Wed Mar 17 08:37:48 CET 2010

Mathematical Logic and Compilation

I'm trying to get some intuition straight about specification by
compiler.  I don't find what I'm looking for on the web, so I guess
it's ``obvious'' ;)

In formal mathematics and logic, you have syntax (s) and inference
rules (s1,s2,... -| s) that allow the construction of new syntax.

To alleviate the tedium of working with such a low-level substrate,
one allows the construction of (informal, finitistic) mathematical
structure that talks about manipulation of formula and proofs.
I.e. that talks about the existence of proofs using constructive
methods: algorithms to construct a proof.

Now, in compiler construction one works the other way around:

  * One starts with a physical model (i.e. an electronic circuit).
    This can be abstracted by a mathematical (semantic) model.

  * The objective is then to derive a formal system (syntax and code
    transformation rules) and an interpretation such that the semantic
    model is preserved.

I probably need to look at Model Theory[1] and Proof Theory[2].
( I need to grow some more hair on my chest. )

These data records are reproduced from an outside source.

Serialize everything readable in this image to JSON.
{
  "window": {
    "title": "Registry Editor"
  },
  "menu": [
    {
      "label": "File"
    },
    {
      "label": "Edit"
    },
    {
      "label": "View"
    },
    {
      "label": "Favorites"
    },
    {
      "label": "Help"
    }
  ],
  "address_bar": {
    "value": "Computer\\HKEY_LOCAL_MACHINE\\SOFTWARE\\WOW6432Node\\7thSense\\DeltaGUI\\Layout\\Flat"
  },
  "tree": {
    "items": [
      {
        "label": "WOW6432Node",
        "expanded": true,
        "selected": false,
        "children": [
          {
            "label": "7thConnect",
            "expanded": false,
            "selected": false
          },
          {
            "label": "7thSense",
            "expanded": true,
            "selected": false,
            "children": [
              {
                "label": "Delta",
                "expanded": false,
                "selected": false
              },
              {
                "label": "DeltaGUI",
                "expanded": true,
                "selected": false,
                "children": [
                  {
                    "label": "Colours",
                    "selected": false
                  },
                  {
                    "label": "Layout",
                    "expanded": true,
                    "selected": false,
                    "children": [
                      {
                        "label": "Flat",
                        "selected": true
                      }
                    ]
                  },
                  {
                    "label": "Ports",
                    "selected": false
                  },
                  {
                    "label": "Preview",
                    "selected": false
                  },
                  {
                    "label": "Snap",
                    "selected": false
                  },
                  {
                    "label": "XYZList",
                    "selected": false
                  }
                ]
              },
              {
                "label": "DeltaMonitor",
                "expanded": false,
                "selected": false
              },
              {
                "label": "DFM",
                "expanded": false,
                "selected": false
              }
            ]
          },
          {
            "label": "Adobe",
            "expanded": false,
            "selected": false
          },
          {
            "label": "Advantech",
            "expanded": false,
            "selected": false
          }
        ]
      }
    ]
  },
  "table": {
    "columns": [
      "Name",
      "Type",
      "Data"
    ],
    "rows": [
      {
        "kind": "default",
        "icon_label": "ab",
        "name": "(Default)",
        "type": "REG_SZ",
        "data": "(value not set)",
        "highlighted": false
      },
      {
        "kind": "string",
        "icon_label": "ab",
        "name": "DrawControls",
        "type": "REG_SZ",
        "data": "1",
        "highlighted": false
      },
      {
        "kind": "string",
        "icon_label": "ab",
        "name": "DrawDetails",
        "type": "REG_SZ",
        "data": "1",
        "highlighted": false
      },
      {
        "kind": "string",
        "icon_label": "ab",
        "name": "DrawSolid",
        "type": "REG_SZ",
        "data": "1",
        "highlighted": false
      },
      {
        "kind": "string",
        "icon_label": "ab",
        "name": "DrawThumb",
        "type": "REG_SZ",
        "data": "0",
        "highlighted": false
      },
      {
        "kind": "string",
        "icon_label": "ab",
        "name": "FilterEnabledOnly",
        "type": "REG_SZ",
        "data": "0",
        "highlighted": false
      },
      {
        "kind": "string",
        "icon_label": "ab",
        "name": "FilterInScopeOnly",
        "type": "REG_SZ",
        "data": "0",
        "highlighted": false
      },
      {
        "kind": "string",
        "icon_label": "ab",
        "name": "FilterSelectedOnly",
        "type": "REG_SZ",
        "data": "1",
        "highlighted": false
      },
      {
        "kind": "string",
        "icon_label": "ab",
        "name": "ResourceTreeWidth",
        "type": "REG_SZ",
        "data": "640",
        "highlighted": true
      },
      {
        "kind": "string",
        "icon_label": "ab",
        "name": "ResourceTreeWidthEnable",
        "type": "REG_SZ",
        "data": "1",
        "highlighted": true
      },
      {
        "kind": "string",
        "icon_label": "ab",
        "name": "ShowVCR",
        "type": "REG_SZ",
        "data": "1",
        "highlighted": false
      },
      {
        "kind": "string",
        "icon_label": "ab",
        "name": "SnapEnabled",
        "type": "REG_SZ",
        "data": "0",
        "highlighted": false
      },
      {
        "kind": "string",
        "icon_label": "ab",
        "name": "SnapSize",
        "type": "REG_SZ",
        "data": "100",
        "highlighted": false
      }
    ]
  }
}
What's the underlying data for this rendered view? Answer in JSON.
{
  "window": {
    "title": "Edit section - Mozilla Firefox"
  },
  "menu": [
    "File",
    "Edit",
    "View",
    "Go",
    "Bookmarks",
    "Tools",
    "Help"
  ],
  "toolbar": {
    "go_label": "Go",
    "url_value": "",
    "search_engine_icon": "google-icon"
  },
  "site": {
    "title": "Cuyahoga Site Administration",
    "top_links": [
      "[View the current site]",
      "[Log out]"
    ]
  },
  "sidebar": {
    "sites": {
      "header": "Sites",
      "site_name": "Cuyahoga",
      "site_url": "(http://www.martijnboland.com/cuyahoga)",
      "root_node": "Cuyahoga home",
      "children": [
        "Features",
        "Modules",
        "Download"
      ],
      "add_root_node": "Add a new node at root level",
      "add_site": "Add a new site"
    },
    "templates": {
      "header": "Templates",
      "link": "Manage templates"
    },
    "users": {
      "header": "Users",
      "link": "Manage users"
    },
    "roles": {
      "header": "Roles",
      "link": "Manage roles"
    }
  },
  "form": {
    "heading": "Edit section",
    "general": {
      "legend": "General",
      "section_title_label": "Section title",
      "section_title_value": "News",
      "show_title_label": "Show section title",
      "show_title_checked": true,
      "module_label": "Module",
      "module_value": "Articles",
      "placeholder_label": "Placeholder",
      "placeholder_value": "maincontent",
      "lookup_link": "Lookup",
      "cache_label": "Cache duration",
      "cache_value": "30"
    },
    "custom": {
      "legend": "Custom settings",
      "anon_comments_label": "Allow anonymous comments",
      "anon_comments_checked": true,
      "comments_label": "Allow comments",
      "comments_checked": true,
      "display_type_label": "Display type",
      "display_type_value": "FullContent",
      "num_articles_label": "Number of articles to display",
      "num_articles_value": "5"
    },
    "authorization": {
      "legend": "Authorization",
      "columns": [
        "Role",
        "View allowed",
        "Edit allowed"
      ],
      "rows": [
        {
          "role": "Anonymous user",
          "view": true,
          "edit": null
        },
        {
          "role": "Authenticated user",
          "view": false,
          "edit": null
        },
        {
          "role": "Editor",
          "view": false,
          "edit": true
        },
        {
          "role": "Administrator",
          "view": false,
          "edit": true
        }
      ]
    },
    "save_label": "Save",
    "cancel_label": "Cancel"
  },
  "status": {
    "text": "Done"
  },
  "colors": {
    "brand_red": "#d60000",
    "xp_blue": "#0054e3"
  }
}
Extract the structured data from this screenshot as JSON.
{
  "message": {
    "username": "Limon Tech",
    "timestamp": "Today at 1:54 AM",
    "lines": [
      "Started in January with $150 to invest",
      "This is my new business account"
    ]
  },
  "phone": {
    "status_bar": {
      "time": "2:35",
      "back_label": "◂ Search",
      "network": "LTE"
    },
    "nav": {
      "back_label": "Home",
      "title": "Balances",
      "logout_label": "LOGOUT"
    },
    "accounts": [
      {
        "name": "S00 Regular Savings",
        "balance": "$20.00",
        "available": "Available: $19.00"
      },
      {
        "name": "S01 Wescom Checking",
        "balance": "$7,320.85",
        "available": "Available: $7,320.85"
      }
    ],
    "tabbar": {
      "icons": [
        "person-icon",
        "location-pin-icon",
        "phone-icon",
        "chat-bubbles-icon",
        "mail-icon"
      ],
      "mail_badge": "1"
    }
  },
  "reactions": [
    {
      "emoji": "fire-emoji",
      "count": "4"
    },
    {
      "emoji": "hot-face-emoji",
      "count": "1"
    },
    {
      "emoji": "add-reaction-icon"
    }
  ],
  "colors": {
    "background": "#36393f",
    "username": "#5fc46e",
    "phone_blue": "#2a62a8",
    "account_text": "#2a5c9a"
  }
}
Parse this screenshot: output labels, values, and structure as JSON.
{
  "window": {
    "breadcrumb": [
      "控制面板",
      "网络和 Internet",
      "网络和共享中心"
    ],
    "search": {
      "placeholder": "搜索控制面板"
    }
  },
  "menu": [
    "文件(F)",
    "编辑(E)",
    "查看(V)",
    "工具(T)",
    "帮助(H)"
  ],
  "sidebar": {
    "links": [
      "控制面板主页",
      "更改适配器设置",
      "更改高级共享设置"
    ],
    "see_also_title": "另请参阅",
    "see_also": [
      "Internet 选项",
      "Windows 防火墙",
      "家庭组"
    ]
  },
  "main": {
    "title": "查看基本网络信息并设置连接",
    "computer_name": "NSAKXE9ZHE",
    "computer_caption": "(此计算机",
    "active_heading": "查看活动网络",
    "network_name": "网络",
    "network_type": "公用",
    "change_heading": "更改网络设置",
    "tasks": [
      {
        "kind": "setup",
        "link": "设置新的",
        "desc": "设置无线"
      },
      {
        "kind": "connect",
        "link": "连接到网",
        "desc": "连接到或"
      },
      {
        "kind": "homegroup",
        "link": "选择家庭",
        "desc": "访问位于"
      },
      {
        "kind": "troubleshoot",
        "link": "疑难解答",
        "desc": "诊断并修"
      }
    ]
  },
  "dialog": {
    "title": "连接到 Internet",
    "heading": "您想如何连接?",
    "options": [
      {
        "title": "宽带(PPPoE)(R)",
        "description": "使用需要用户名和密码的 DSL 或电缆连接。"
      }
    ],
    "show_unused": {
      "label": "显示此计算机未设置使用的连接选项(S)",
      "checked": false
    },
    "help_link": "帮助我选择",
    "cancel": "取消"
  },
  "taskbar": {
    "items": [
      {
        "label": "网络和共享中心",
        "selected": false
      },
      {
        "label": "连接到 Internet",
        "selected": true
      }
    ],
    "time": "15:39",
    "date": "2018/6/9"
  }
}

[1] http://en.wikipedia.org/wiki/Model_theory
[2] http://en.wikipedia.org/wiki/Proof_theory